"Generally a Death Certificate from municipal authorities is required. However, in this case, we will accept the list issued by hospitals or that issued by police / armed forces in case a municipal death certificate is not available," Kalpana Sampat, Chief - Branch Operations, Underwriting and Claims, ICICI Prudential Life Insurance. Since the dust has not settled on the tragedy in the hills, most companies have not received any claims. However, some have already constituted special cells to take care of such cases. "In August last year when where flash floods in Leh-Ladakh region, our company proactively reached out to the victim families and settled quite a few claims. However, civilian movement is still restricted in the Uttarakhand region and it is therefore it is difficult for us to reach these people," says Sampat of ICICI Prudential.

Documents that are generally called for missing persons claims include
  • Claimant's statement form signed by the nominee or legal heir
  • Copy of FIR
  • Copy of the missing person report filed with police
  • Original policy contract document or indemnity bond
  • Copy of death certificate
  • Court order presuming the person as dead after the lapse of seven years
  • Succession Certificate (in case of no nomination or nominee being dead)
In the meantime, the claim care helpline is active round the clock. "We have released alerts to all our service locations in close proximity to the affected areas. Also, we have reached out to our policyholders in the affected areas to connect directly with our help line numbers for any assistance. This would continue till the situation stabilizes," says Chopra.
 
HOME AND MOTOR
Alongside the loss of life has been huge destruction of personal property as well. The claims procedure becomes difficult as the policy documents won't be available in most cases.  

"The surveyor may rely either on other documentary evidence of existence or ownership like the sale deed in case of property or physical evidence at the scene to access the loss," says Amarnath Ananthanarayanan, MD & CEO Bharti AXA General Insurance.

Cases where the house or vehicle has been completely washed will be categorised under 'complete loss' and full sum insured will be claimable, otherwise, the surveyor will put the case under partial loss and one will get refund for repair or reinstatement. Regular deductibles will apply as in case of jewellery and domestic appliances (usually up to 20% of contents sum insured).

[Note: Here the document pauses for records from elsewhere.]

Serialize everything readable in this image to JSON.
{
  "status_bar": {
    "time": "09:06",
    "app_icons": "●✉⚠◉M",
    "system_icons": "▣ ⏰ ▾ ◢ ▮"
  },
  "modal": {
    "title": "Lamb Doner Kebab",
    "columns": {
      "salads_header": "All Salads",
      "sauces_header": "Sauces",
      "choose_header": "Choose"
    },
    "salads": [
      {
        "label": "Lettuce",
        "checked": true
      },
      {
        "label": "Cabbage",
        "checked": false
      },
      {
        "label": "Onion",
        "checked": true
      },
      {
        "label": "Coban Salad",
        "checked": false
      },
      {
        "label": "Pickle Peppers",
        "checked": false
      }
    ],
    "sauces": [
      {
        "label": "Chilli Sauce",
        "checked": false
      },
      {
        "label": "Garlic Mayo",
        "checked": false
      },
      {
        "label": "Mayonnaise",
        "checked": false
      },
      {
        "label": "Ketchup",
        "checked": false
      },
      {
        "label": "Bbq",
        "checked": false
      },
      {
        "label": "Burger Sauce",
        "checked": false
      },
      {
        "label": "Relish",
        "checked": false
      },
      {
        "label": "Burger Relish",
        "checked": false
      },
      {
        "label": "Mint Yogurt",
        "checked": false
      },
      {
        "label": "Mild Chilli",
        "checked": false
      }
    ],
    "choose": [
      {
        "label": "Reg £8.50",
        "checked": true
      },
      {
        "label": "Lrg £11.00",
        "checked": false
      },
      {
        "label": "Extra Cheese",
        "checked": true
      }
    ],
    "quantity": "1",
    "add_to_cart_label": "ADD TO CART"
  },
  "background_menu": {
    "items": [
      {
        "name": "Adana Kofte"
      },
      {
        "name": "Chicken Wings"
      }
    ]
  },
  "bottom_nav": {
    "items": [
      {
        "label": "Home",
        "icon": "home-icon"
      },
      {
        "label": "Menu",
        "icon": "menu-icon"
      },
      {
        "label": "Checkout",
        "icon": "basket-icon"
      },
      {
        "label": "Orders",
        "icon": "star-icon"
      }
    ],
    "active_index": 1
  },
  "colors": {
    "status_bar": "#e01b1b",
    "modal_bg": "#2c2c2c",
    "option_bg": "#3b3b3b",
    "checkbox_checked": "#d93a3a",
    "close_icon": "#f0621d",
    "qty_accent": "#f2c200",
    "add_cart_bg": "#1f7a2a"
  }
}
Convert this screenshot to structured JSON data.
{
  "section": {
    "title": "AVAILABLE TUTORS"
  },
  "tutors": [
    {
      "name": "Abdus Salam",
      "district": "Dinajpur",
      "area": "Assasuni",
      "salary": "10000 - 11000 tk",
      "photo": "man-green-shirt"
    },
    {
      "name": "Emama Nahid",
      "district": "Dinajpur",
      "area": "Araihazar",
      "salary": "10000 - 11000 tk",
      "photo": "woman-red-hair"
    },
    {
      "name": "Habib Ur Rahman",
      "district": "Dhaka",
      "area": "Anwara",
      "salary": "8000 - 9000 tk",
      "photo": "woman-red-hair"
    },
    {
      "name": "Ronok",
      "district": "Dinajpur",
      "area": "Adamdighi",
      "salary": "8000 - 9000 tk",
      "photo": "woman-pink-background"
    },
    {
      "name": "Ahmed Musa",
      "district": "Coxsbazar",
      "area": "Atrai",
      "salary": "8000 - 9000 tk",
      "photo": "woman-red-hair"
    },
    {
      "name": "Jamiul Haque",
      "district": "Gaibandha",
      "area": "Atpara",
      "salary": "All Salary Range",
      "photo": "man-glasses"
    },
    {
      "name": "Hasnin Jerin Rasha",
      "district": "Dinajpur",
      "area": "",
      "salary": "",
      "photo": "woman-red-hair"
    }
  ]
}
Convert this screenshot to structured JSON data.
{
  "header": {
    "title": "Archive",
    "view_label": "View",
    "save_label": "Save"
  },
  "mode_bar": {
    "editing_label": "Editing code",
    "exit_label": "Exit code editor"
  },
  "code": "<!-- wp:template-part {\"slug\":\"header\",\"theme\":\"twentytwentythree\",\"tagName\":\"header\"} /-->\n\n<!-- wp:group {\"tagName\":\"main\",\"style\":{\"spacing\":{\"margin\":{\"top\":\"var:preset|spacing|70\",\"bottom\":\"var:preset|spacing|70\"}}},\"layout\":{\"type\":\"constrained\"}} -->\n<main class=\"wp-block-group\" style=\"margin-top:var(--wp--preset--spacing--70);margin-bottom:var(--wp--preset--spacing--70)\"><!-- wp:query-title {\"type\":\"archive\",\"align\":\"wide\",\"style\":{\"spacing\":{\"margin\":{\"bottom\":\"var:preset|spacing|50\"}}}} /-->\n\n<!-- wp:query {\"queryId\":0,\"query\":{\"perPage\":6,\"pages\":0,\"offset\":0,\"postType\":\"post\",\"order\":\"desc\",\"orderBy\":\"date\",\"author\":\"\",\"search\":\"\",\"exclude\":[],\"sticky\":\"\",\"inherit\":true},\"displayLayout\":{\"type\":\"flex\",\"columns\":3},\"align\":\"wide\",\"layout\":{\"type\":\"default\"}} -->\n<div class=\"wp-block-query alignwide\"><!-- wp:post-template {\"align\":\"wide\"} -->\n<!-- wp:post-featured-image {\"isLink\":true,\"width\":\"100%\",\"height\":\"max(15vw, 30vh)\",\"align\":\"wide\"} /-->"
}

HEALTH INSURANCE
If one survives the calamity, there might be need for medical care, which in the immediate aftermath may be funded by the government. However, there may be situations when one may not receive assistance from the authorities. In such situations, if the insurance documents are not available or the policyholder gets treatment in a non-network hospital, one can always take the reimbursement route when the insured recovers.

"In emergency situations, we are liberal and proactive. In the past, during the Mumbai floods, there were cases where policyholders had lost their documents, but claims have been processed without any hassle on the basis of policy numbers and basic verification documents," says Antony Jacob, Chief Executive Officer, Apollo Munich Health Insurance.

The claims are processed in the same way as it would be in a normal situation; that is, the customer has to pay the bill and then send in the claim for reimbursement up to the level of sum insured, for the medical expenses incurred. Therefore original medical bills will the proof for getting any reimbursement. "It is only in the case of a personal accident that a claimant is advised to produce a government issued death certificate for verification," adds Jacob.